Dr. Sridevi Donepudi of Topeka's Cotton-O'Neil Clinic says any process that involves human beings is open to some mistakes. She admits that, at times, doctors may not realize a patient doesn't understand the words being used. At the same time, the patient may hear the message conveyed in an entirely different manner than what the doctor has stated.
The National Patient Safety Foundation recently launched campaign, aiming to prevent those types of errors by encouraging patients to ask three questions.
The first question: "What is my main problem?"

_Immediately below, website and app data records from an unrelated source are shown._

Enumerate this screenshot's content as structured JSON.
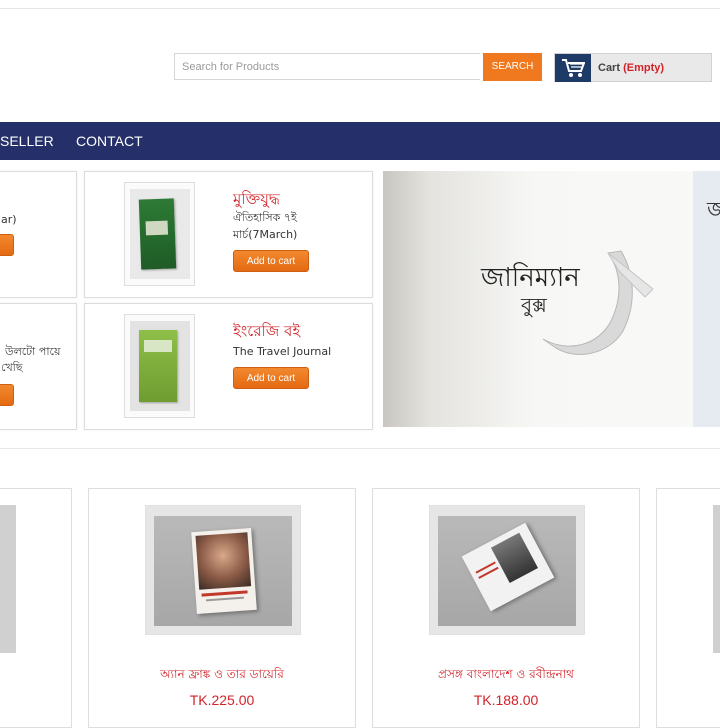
{
  "search": {
    "placeholder": "Search for Products",
    "button_label": "SEARCH"
  },
  "cart": {
    "label": "Cart",
    "status": "(Empty)"
  },
  "nav": {
    "items": [
      "SELLER",
      "CONTACT"
    ]
  },
  "featured": {
    "left_partial": [
      {
        "text": "ar)"
      },
      {
        "text_line1": "উলটো পায়ে",
        "text_line2": "খেছি"
      }
    ],
    "items": [
      {
        "category": "মুক্তিযুদ্ধ",
        "title_line1": "ঐতিহাসিক ৭ই",
        "title_line2": "মার্চ(7March)",
        "button": "Add to cart"
      },
      {
        "category": "ইংরেজি বই",
        "title_line1": "The Travel Journal",
        "button": "Add to cart"
      }
    ]
  },
  "banner": {
    "brand_line1": "জানিম্যান",
    "brand_line2": "বুক্স",
    "side_char": "জ"
  },
  "products": [
    {
      "name": "অ্যান ফ্রাঙ্ক ও তার ডায়েরি",
      "price": "TK.225.00"
    },
    {
      "name": "প্রসঙ্গ বাংলাদেশ ও রবীন্দ্রনাথ",
      "price": "TK.188.00"
    }
  ],
  "colors": {
    "accent": "#f0781e",
    "nav_bg": "#25306a",
    "brand_red": "#d2232a",
    "cart_icon_bg": "#1e3a66"
  },
  "icons": [
    "cart-icon"
  ]
}
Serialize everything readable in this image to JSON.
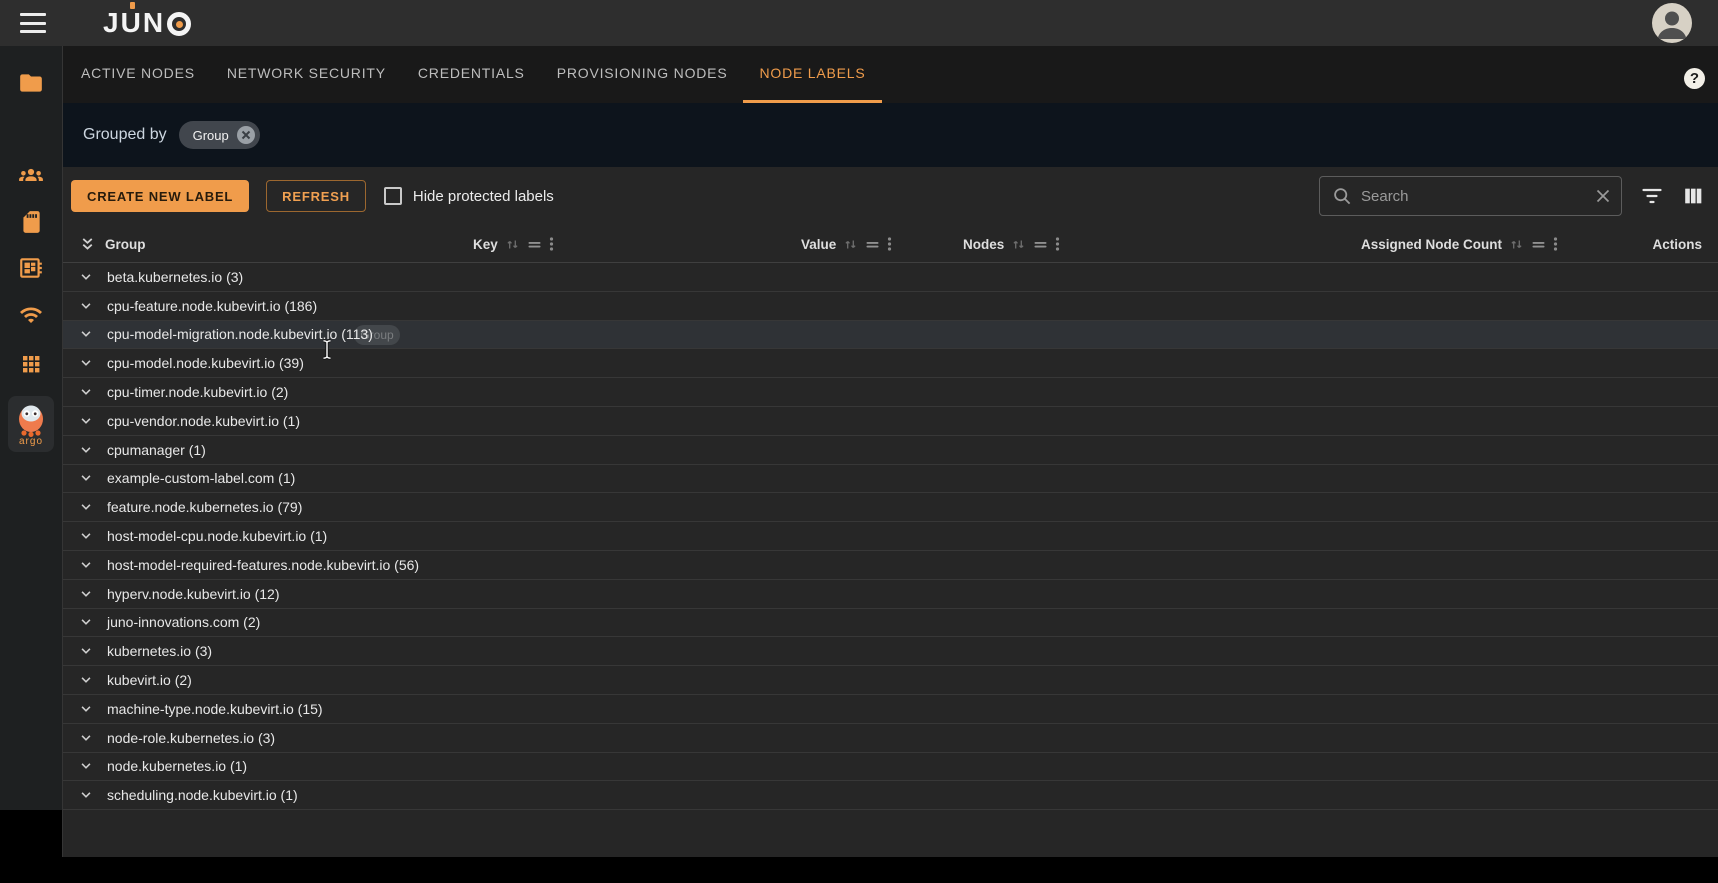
{
  "topbar": {
    "logo_text": "JUNO",
    "menu_icon": "hamburger-menu",
    "avatar_icon": "user-avatar"
  },
  "tabs": [
    {
      "label": "ACTIVE NODES",
      "active": false
    },
    {
      "label": "NETWORK SECURITY",
      "active": false
    },
    {
      "label": "CREDENTIALS",
      "active": false
    },
    {
      "label": "PROVISIONING NODES",
      "active": false
    },
    {
      "label": "NODE LABELS",
      "active": true
    }
  ],
  "help_icon_label": "?",
  "grouped_by": {
    "label": "Grouped by",
    "chip_label": "Group",
    "chip_close_icon": "close"
  },
  "toolbar": {
    "create_button": "CREATE NEW LABEL",
    "refresh_button": "REFRESH",
    "hide_protected_label": "Hide protected labels",
    "hide_protected_checked": false,
    "search_placeholder": "Search"
  },
  "table": {
    "group_column_label": "Group",
    "sortable_columns": [
      "Key",
      "Value",
      "Nodes",
      "Assigned Node Count"
    ],
    "actions_column_label": "Actions",
    "hovered_row_index": 2,
    "hover_ghost_chip": "Group",
    "groups": [
      {
        "label": "beta.kubernetes.io",
        "count": 3
      },
      {
        "label": "cpu-feature.node.kubevirt.io",
        "count": 186
      },
      {
        "label": "cpu-model-migration.node.kubevirt.io",
        "count": 113
      },
      {
        "label": "cpu-model.node.kubevirt.io",
        "count": 39
      },
      {
        "label": "cpu-timer.node.kubevirt.io",
        "count": 2
      },
      {
        "label": "cpu-vendor.node.kubevirt.io",
        "count": 1
      },
      {
        "label": "cpumanager",
        "count": 1
      },
      {
        "label": "example-custom-label.com",
        "count": 1
      },
      {
        "label": "feature.node.kubernetes.io",
        "count": 79
      },
      {
        "label": "host-model-cpu.node.kubevirt.io",
        "count": 1
      },
      {
        "label": "host-model-required-features.node.kubevirt.io",
        "count": 56
      },
      {
        "label": "hyperv.node.kubevirt.io",
        "count": 12
      },
      {
        "label": "juno-innovations.com",
        "count": 2
      },
      {
        "label": "kubernetes.io",
        "count": 3
      },
      {
        "label": "kubevirt.io",
        "count": 2
      },
      {
        "label": "machine-type.node.kubevirt.io",
        "count": 15
      },
      {
        "label": "node-role.kubernetes.io",
        "count": 3
      },
      {
        "label": "node.kubernetes.io",
        "count": 1
      },
      {
        "label": "scheduling.node.kubevirt.io",
        "count": 1
      }
    ]
  },
  "sidebar": {
    "icons": [
      "folder-icon",
      "groups-icon",
      "sim-card-icon",
      "developer-board-icon",
      "wifi-icon",
      "apps-grid-icon",
      "package-icon",
      "argo-logo"
    ],
    "argo_label": "argo"
  },
  "colors": {
    "accent": "#f09c4b",
    "band_bg": "#0d141c",
    "main_bg": "#262626",
    "topbar_bg": "#2e2e2e"
  }
}
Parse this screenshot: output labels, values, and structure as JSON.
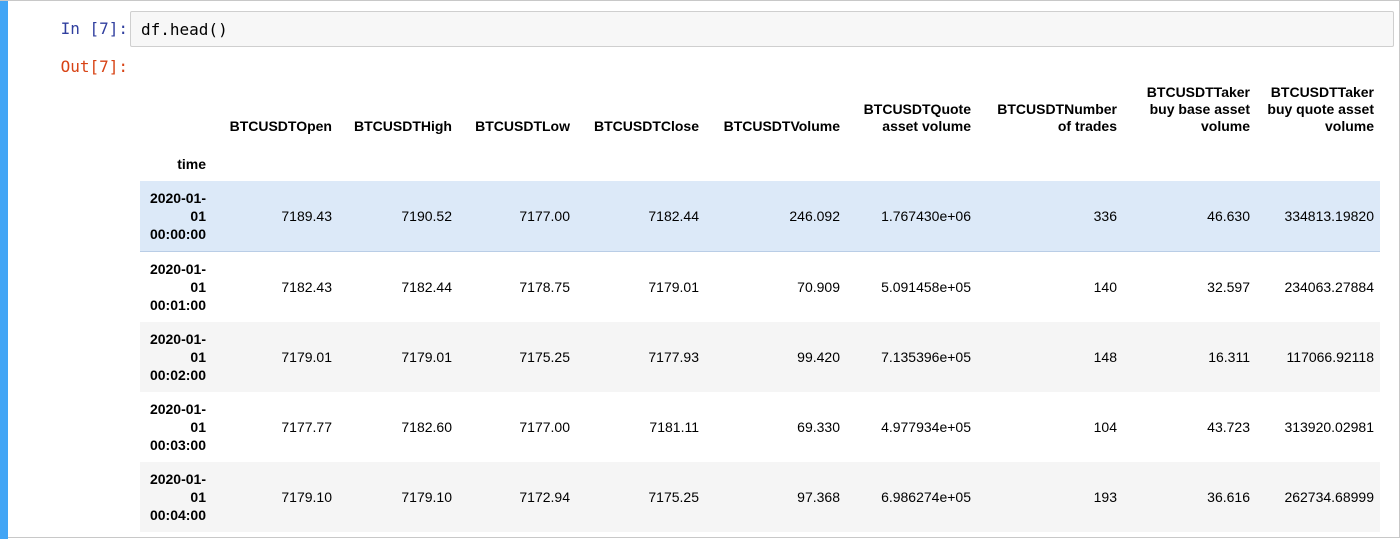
{
  "cell": {
    "in_prompt": "In [7]:",
    "code": "df.head()",
    "out_prompt": "Out[7]:"
  },
  "colors": {
    "cell_bar": "#42a5f5",
    "highlight_row": "#dce9f8",
    "stripe_row": "#f5f5f5"
  },
  "table": {
    "index_name": "time",
    "columns": [
      "BTCUSDTOpen",
      "BTCUSDTHigh",
      "BTCUSDTLow",
      "BTCUSDTClose",
      "BTCUSDTVolume",
      "BTCUSDTQuote asset volume",
      "BTCUSDTNumber of trades",
      "BTCUSDTTaker buy base asset volume",
      "BTCUSDTTaker buy quote asset volume"
    ],
    "rows": [
      {
        "index": "2020-01-01 00:00:00",
        "values": [
          "7189.43",
          "7190.52",
          "7177.00",
          "7182.44",
          "246.092",
          "1.767430e+06",
          "336",
          "46.630",
          "334813.19820"
        ]
      },
      {
        "index": "2020-01-01 00:01:00",
        "values": [
          "7182.43",
          "7182.44",
          "7178.75",
          "7179.01",
          "70.909",
          "5.091458e+05",
          "140",
          "32.597",
          "234063.27884"
        ]
      },
      {
        "index": "2020-01-01 00:02:00",
        "values": [
          "7179.01",
          "7179.01",
          "7175.25",
          "7177.93",
          "99.420",
          "7.135396e+05",
          "148",
          "16.311",
          "117066.92118"
        ]
      },
      {
        "index": "2020-01-01 00:03:00",
        "values": [
          "7177.77",
          "7182.60",
          "7177.00",
          "7181.11",
          "69.330",
          "4.977934e+05",
          "104",
          "43.723",
          "313920.02981"
        ]
      },
      {
        "index": "2020-01-01 00:04:00",
        "values": [
          "7179.10",
          "7179.10",
          "7172.94",
          "7175.25",
          "97.368",
          "6.986274e+05",
          "193",
          "36.616",
          "262734.68999"
        ]
      }
    ]
  }
}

Dr. Donepudi says there may be instances where, what the doctor views as the most critical issue to address first, is not what the area on which the patient is focused. For example, a person might come in complaining of hip pain and the doctor notices extremely elevated blood pressure or blood sugars that are of immediate threat to a person's health.
The second question: "What do I need to do?"
Dr. Donepudi says it is important for a patient to understand what their role is in their care and know what responsibilities they have once they leave the appointment. This include items such as following up with blood tests, therapy appointments or diet and exercise changes.
The final question: "Why it is important for me to do those things?"
Dr. Donepudi says health care has evolved into a partnership between doctors and patients. She says doctors must help a patient to understand the options available and the consequences of each so a patient can decide what to do and what not to do. Rather than simply tell a patient with heart trouble to avoid salt in their diet, Dr. Donepudi says she would explain that added salt increase water retention which makes a person's heart work harder. Having that understanding of why, she says, helps a person take more ownership of their actions.
To that end, Stormont-Vail is among health care organizations implementing an online patient portal. Patients create a secure account so they can access medical records, see summaries of their doctors' visits, request prescription refills, even send notes to ask questions.
Being an active participant in your health care is the greatest tool a person has to ensure it's done right. The important thing, Dr. Donepudi says, is the dialogue a person has with the provider.
March 2-8, 2014, is National Patient Safety Awareness Week. The National Patient Safety Foundation found 42-percent of people believed they'd experienced a medical mistake of some type.